Looks like Chicago city planners have big ideas for a 1140 acre swathe of land in South Chicago. The spot is former U.S. Steel land, and planners have been mulling development options for the spot since about 2000. Now, they'd like to submit a proposal for a green development with sustainable neighborhoods, green buildings, street cars, and bicycle paths, etc. Officially referred to as the "South Chicago LEED Neighborhood Development Initiative," the plan would be rated by the USGBC's LEED-ND pilot program and would unravel over roughly 20-30 years.
The Galleries at Turney, although completed back in mid-2007, have been getting some good press over the last year for good reason. First, they're ultra modern, super slick, and hard to miss. Second, the eight homes were the first to receive LEED-H certification in the entire state of Arizona. Third, all eight detached units, as of about December 2008, have sold out. They're gone, which means smartly designed, modern, somewhat luxurious homes can sell, even in a tough real estate market.
One of Chicago’s biggest names in landscaping now lays claim to one of the greenest locations in the city. Christy Webber Landscapes, along with the City of Chicago and GreenWorks, came together to develop an area in a struggling neighborhood. After decades of abuse as an auto impound, landfill, and iron-works, the polluted site had been declared a brownfield. Subsequently, in 2003 the City of Chicago proposed an initiative to reclaim the site, and a short three years later, the 12.5 acre piece of land was clean and fully operational. Called "Rancho Verde," in honor of the mostly Hispanic workforce that makes up the landscaping industry, the former brownfield is now the headquarters for Christy Webber Landscapes.
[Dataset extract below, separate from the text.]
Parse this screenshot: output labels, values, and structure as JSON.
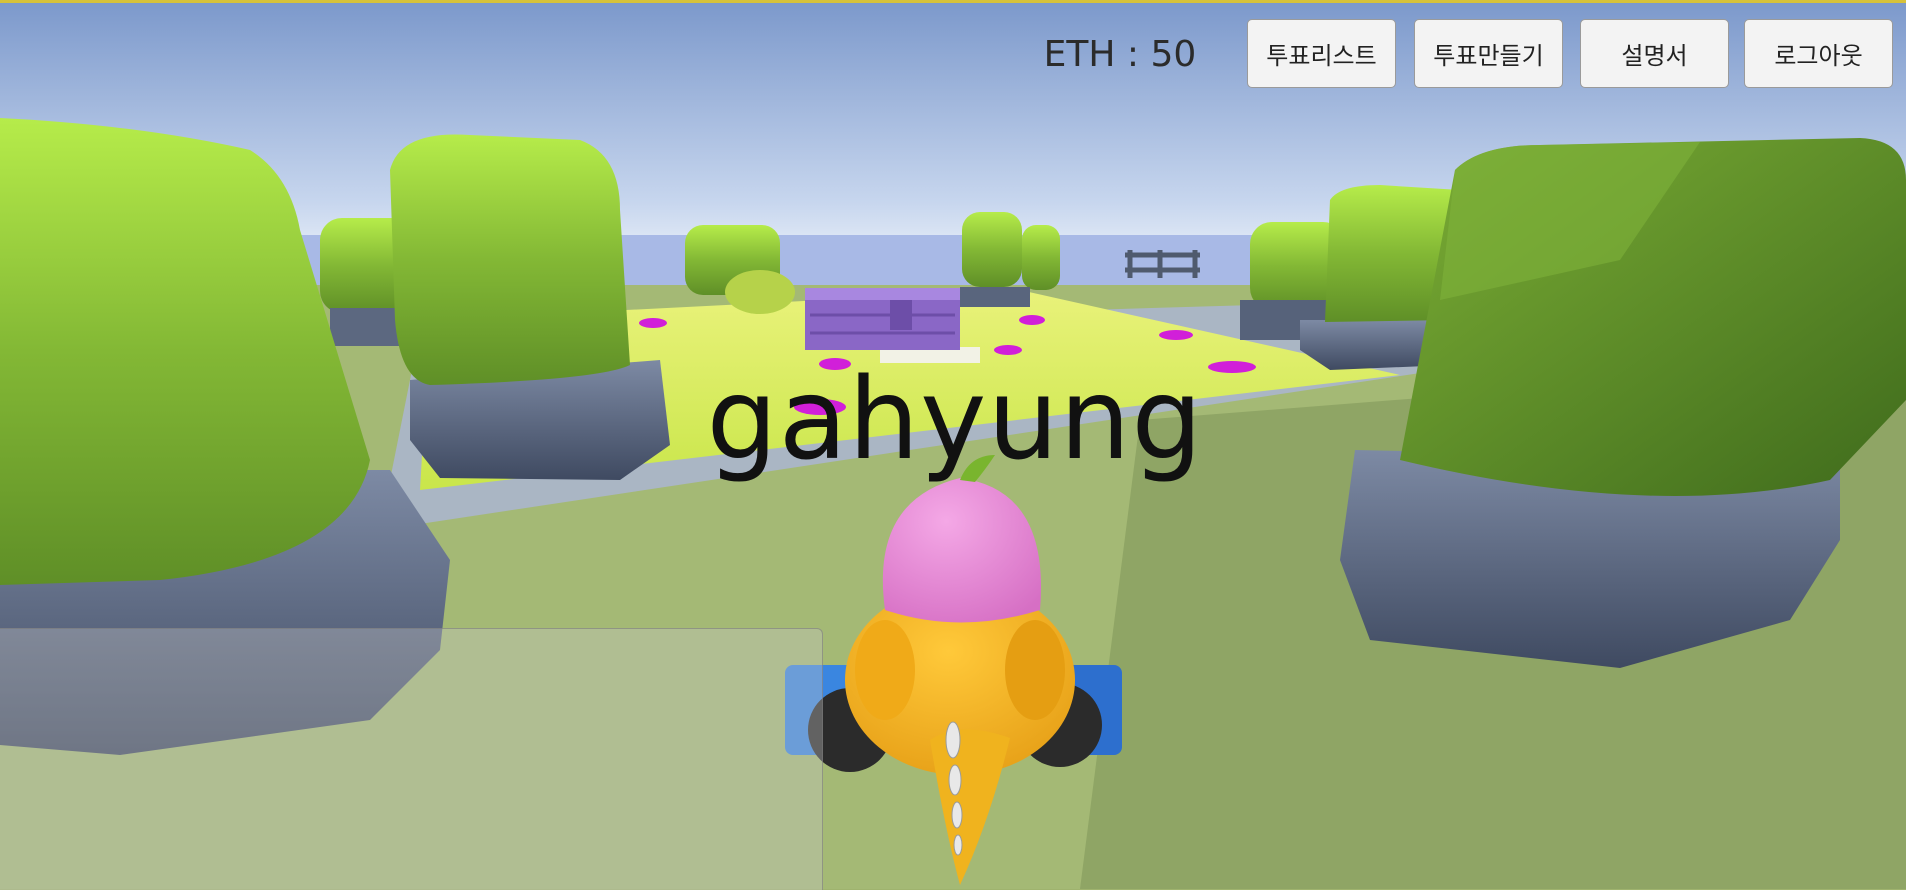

Rancho Verde features a one-story office building, warehouse, and a shop-yard big enough to hold dozens of trucks that keep Chicago looking healthy all year round.